**DATA PROVIDED**
◆ ◆ ◆ ◆

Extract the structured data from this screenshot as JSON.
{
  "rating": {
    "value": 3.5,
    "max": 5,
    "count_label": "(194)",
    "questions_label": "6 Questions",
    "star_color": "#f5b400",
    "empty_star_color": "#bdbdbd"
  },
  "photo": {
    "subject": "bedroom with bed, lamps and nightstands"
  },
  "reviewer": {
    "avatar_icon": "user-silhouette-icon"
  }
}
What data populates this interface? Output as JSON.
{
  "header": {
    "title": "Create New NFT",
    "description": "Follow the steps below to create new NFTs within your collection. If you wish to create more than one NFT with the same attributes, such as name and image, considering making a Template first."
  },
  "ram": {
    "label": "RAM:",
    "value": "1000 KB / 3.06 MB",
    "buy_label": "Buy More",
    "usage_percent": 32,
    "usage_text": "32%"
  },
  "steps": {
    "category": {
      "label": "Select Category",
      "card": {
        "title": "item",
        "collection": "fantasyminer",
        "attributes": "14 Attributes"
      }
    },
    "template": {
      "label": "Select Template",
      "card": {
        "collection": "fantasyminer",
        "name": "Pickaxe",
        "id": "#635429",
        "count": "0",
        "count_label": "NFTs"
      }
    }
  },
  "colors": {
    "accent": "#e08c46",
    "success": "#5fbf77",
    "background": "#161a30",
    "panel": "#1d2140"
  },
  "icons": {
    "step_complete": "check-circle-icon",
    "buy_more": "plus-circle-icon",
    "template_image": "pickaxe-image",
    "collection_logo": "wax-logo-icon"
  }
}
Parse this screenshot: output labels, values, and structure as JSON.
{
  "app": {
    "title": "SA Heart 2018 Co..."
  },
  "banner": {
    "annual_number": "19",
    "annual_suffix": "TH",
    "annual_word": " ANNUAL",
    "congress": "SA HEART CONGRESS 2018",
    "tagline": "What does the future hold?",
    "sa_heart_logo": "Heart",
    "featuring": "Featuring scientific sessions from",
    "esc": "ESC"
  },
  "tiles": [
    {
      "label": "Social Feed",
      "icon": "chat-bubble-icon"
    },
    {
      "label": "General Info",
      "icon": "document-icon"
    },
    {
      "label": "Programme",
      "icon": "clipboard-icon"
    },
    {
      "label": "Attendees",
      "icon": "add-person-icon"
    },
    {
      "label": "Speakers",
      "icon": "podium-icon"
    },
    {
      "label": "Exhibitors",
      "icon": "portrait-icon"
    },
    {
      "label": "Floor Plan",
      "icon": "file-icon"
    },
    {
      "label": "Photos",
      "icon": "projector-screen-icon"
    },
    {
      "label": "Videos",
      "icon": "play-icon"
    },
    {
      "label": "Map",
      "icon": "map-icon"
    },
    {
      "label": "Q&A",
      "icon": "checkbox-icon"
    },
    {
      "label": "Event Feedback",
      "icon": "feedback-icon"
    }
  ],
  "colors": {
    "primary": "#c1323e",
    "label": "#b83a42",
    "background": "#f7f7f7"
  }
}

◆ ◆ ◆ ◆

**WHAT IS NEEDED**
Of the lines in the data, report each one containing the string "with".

**SOLUTION TO THIS PROBLEM**
    "subject": "bedroom with bed, lamps and nightstands"
    "description": "Follow the steps below to create new NFTs within your collection. If you wish to create more than one NFT with the same attributes, such as name and image, considering making a Template first."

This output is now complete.